The ANOC World Beach Games won’t build an athletes village — the problem-plagued one in Rio cost $1 billion. Instead, athletes will get a taste of San Diego culture by staying in Mission Valley motels. (Organizers secured deals for 5,000 rooms for the 2017 event, but will have to put out a new request for proposals.)

Where will VIPs stay?

Mudd said the San Diego Tourism Marketing District will help sort out which prestigious hotels will be home to ANOC delegations and headquarters to ANOC’s president — Sheikh Ahmad Al-Fahad Al-Sabah.

“Any of these guys could absorb [all rooms] at the Bahai [Resort Hotel] in a minute,” he said.

Coaches Jamil Abdalla (left) and Michael Hinson of the U.S. men’s beach handball team attended the briefing. Photo by Ken Stone

The original idea of having cultural events downtown remains part of the 2019 games, using the slogan “Hot by day, cool by night.” Every month leading up to October 2019 will feature a WBG-related event to stoke public and commercial interest.

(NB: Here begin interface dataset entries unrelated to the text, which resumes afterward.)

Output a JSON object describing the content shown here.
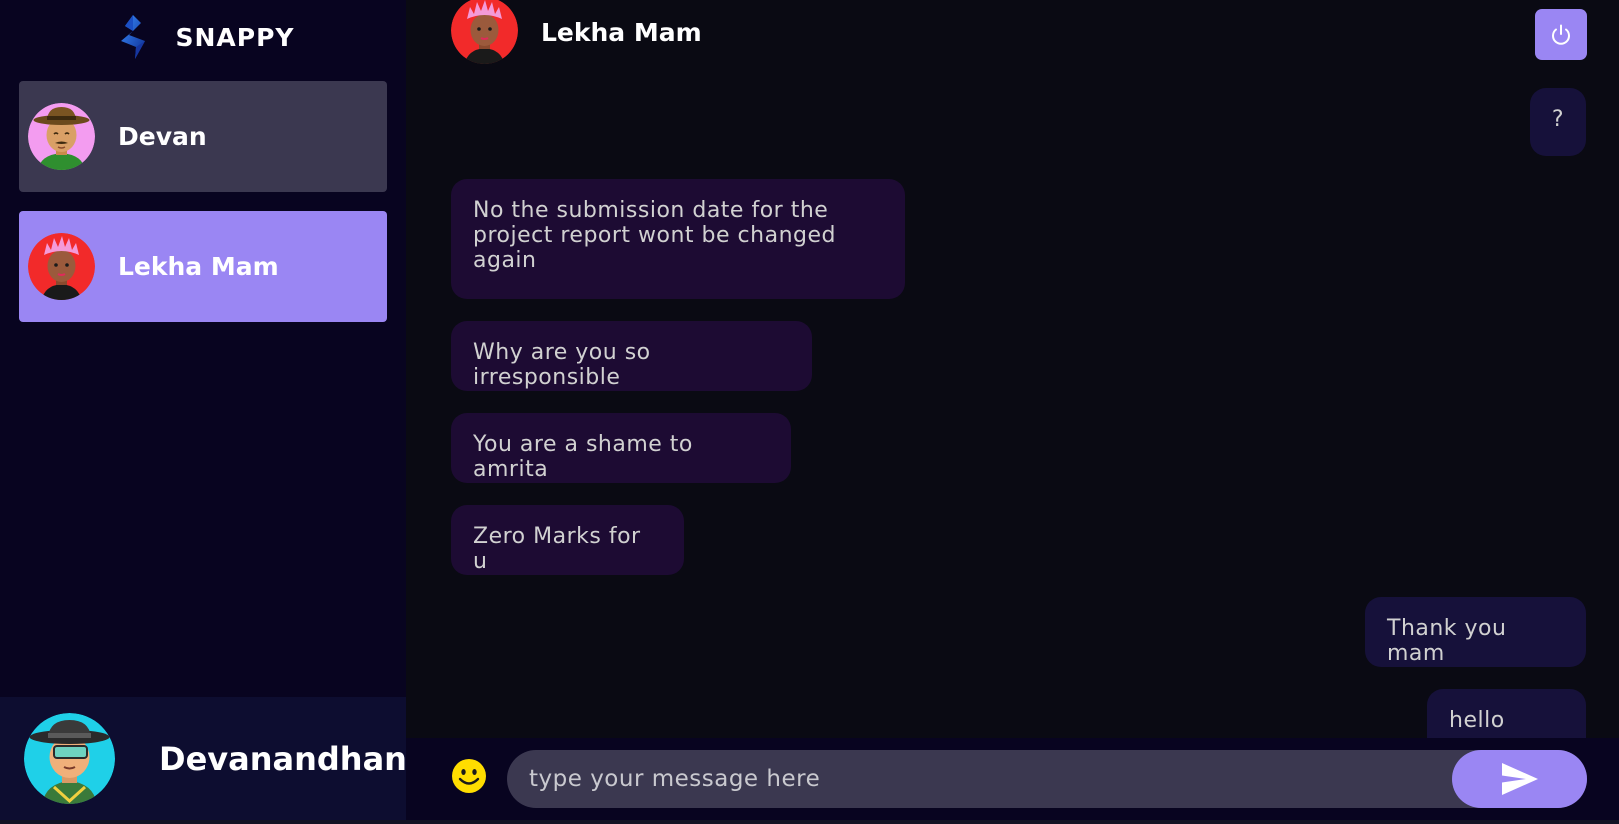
{
  "app": {
    "brand": "snappy",
    "logo_icon": "snappy-logo-icon"
  },
  "colors": {
    "accent": "#9a86f3",
    "sidebar_bg": "#080420",
    "chat_bg": "#0a0a13",
    "contact_bg": "#3b3850",
    "bubble_bg": "#1e0c36",
    "emoji_yellow": "#ffdd00"
  },
  "contacts": [
    {
      "name": "Devan",
      "avatar_icon": "cowboy-avatar-icon",
      "selected": false
    },
    {
      "name": "Lekha Mam",
      "avatar_icon": "pink-hair-avatar-icon",
      "selected": true
    }
  ],
  "current_user": {
    "name": "Devanandhan",
    "avatar_icon": "hat-avatar-icon"
  },
  "chat": {
    "contact_name": "Lekha Mam",
    "logout_icon": "power-icon",
    "messages": [
      {
        "direction": "sent",
        "text": "?"
      },
      {
        "direction": "received",
        "text": "No the submission date for the project report wont be changed again"
      },
      {
        "direction": "received",
        "text": "Why are you so irresponsible"
      },
      {
        "direction": "received",
        "text": "You are a shame to amrita"
      },
      {
        "direction": "received",
        "text": "Zero Marks for u"
      },
      {
        "direction": "sent",
        "text": "Thank you mam"
      },
      {
        "direction": "sent",
        "text": "hello mam"
      }
    ]
  },
  "input": {
    "placeholder": "type your message here",
    "value": "",
    "emoji_icon": "smiley-icon",
    "send_icon": "send-icon"
  }
}
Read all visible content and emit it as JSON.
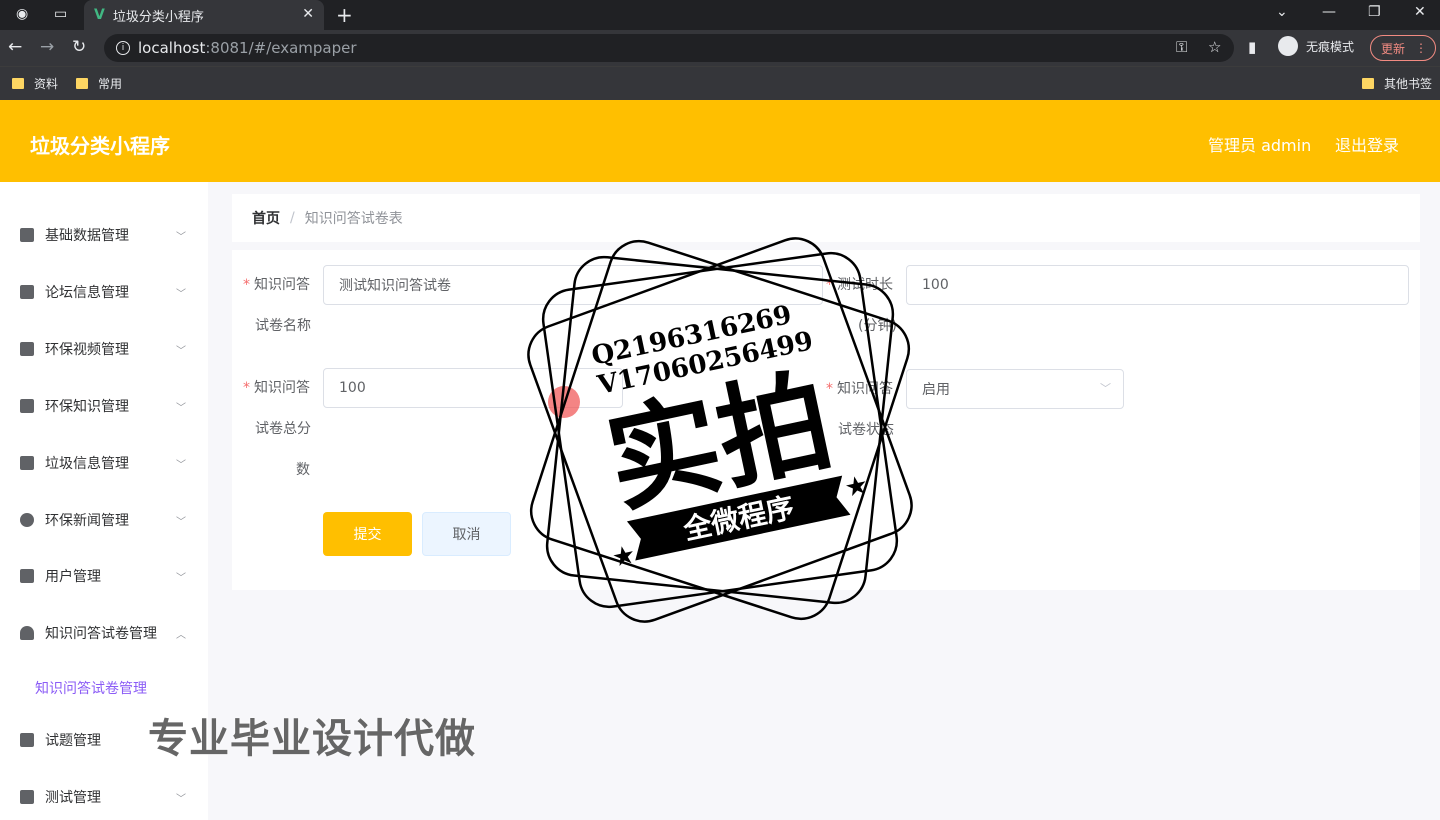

Mudd told the gathering he wants visitors not to see it as a first-time event but: “My goodness, how long has this been going on?” He also called for volunteers to use their Web networks.

“We will not be successful unless we are your social media platform” and yours are ours, he said.

Opening ceremonies are planned for Petco Park, pending a deal with the Padres and Major League Baseball.

Banks said tickets will be sold as packages that include transportation between venues and places to park. Reserved grandstand seating will be extra, but most people may watch from the sand.

Mudd said he was startled to learn in his Vietnam trip that only 30 leaders of the 206 ANOC nations had been to San Diego, and “I tell you what — that’s going to change.”

Vincent Mudd introduced leaders of the local organizing group staging the ANOC World Beach Games. From left: Steven Grooms, Feben Yohannes, Mudd, Willie Banks, Sandi Hill and Dave Stow. Photo by Ken Stone

The ANOC General Assembly is set for Oct. 7-10 in San Diego, leading to the Oct. 10 opening.

“We want athletes to fall in love with San Diego, move here, move their companies,” Mudd said.

Looking forward to the event is Michael Hinson of Irvine, head coach of the U.S. men’s beach handball team — a four-on-four sport with squads of 10, where substitution takes place during a game like ice hockey. Brazil is the perennial power, but Croatia won the most recent world title in July.

“We were just in Budapest for the world championships,” Hinson said, “and all the coaches were … coming up to us, talking about the San Diego World Beach Games. They’re all very excited. They want to know more details.”

Updated at 12:55 p.m. Oct. 21, 2016